# [WHAT YOU ARE ASKED TO DO]
Using the data below, find how many lines include the word "icon" and report that figure alone.

# [MATERIAL PROVIDED]

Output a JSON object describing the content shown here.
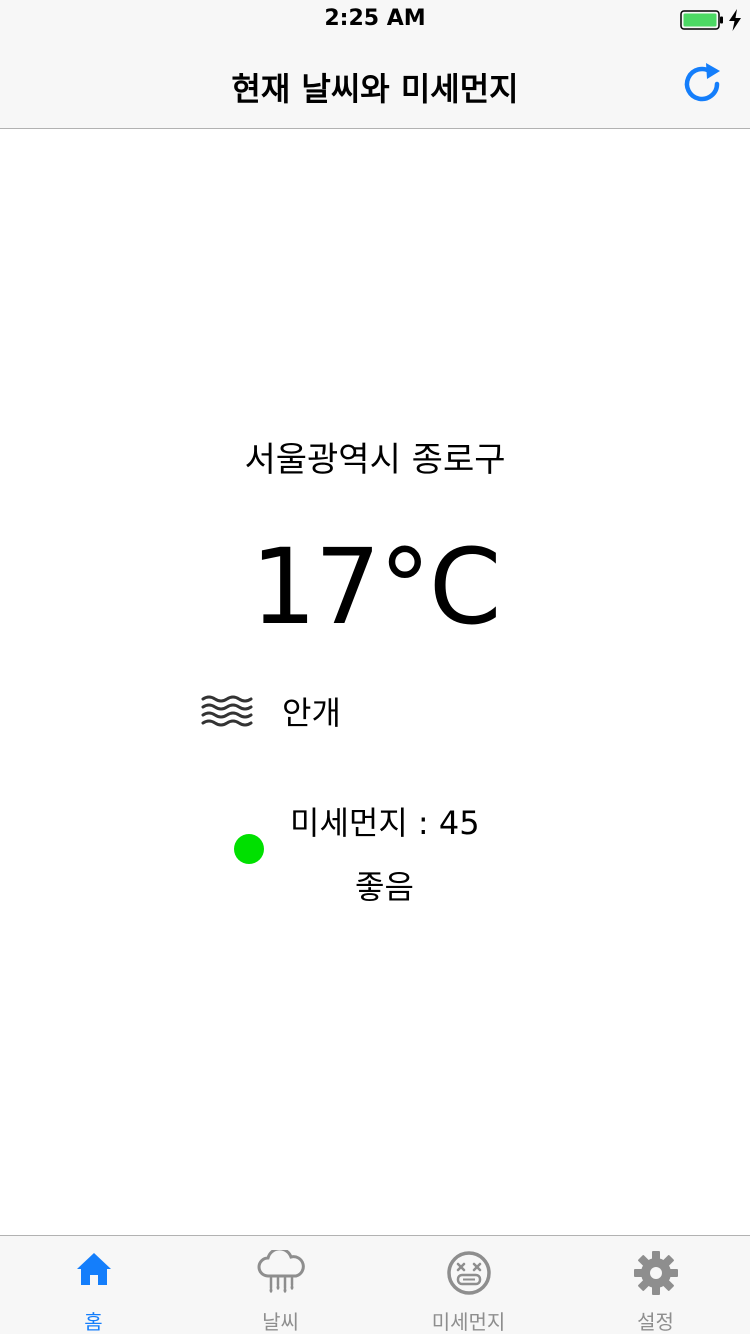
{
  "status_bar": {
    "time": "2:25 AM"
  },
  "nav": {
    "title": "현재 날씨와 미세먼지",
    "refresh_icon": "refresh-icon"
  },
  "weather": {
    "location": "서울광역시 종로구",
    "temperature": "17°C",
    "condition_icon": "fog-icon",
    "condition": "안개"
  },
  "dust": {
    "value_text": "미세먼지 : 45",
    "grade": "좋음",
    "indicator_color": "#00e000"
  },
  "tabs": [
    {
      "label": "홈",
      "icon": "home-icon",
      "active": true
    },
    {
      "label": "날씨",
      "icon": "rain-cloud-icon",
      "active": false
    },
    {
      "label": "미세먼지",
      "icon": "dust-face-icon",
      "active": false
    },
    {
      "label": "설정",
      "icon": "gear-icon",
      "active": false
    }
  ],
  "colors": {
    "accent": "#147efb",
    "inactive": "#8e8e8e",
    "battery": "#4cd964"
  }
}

# [REPLY TO THE TASK]
6